WORK INSTRUCTION: All of the records that follow need to be copied word for word, without the pictures.

GIVEN DATA:
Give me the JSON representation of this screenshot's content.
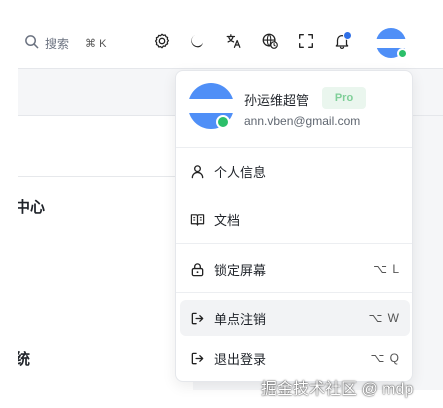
{
  "header": {
    "search_placeholder": "搜索",
    "search_shortcut": "⌘ K"
  },
  "icons": {
    "search": "search-icon",
    "settings": "gear-icon",
    "theme": "moon-icon",
    "language": "translate-icon",
    "timezone": "globe-clock-icon",
    "fullscreen": "fullscreen-icon",
    "notifications": "bell-icon"
  },
  "page": {
    "fragment_1": "中心",
    "fragment_2": "统"
  },
  "user_menu": {
    "name": "孙运维超管",
    "badge": "Pro",
    "email": "ann.vben@gmail.com",
    "items": [
      {
        "label": "个人信息",
        "shortcut": "",
        "icon": "user-icon"
      },
      {
        "label": "文档",
        "shortcut": "",
        "icon": "book-icon"
      },
      {
        "label": "锁定屏幕",
        "shortcut": "⌥ L",
        "icon": "lock-icon"
      },
      {
        "label": "单点注销",
        "shortcut": "⌥ W",
        "icon": "logout-icon"
      },
      {
        "label": "退出登录",
        "shortcut": "⌥ Q",
        "icon": "logout-icon"
      }
    ]
  },
  "watermark": "掘金技术社区 @ mdp",
  "colors": {
    "accent": "#4f8ff7",
    "online": "#2bbf6a",
    "notification_dot": "#2f6fe6",
    "pro_badge_bg": "#eaf6ee",
    "pro_badge_text": "#7fcf98"
  }
}
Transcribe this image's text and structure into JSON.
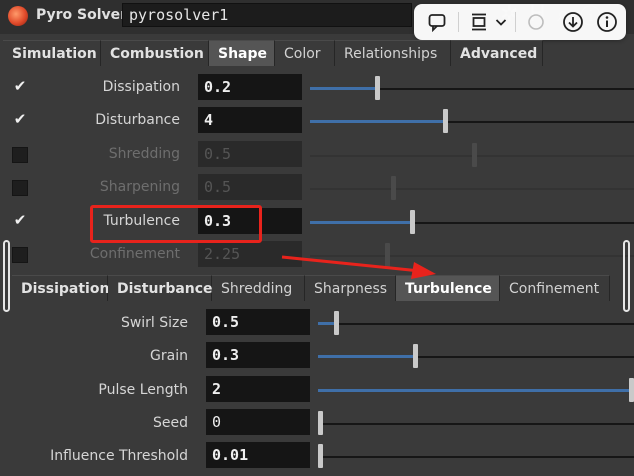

ANSWER SPACE:
Give me the JSON representation of this screenshot's content.
{
  "header": {
    "search_placeholder": "搜索",
    "search_shortcut": "⌘ K"
  },
  "icons": {
    "search": "search-icon",
    "settings": "gear-icon",
    "theme": "moon-icon",
    "language": "translate-icon",
    "timezone": "globe-clock-icon",
    "fullscreen": "fullscreen-icon",
    "notifications": "bell-icon"
  },
  "page": {
    "fragment_1": "中心",
    "fragment_2": "统"
  },
  "user_menu": {
    "name": "孙运维超管",
    "badge": "Pro",
    "email": "ann.vben@gmail.com",
    "items": [
      {
        "label": "个人信息",
        "shortcut": "",
        "icon": "user-icon"
      },
      {
        "label": "文档",
        "shortcut": "",
        "icon": "book-icon"
      },
      {
        "label": "锁定屏幕",
        "shortcut": "⌥ L",
        "icon": "lock-icon"
      },
      {
        "label": "单点注销",
        "shortcut": "⌥ W",
        "icon": "logout-icon"
      },
      {
        "label": "退出登录",
        "shortcut": "⌥ Q",
        "icon": "logout-icon"
      }
    ]
  },
  "watermark": "掘金技术社区 @ mdp",
  "colors": {
    "accent": "#4f8ff7",
    "online": "#2bbf6a",
    "notification_dot": "#2f6fe6",
    "pro_badge_bg": "#eaf6ee",
    "pro_badge_text": "#7fcf98"
  }
}
Transcribe this image's text and structure into JSON.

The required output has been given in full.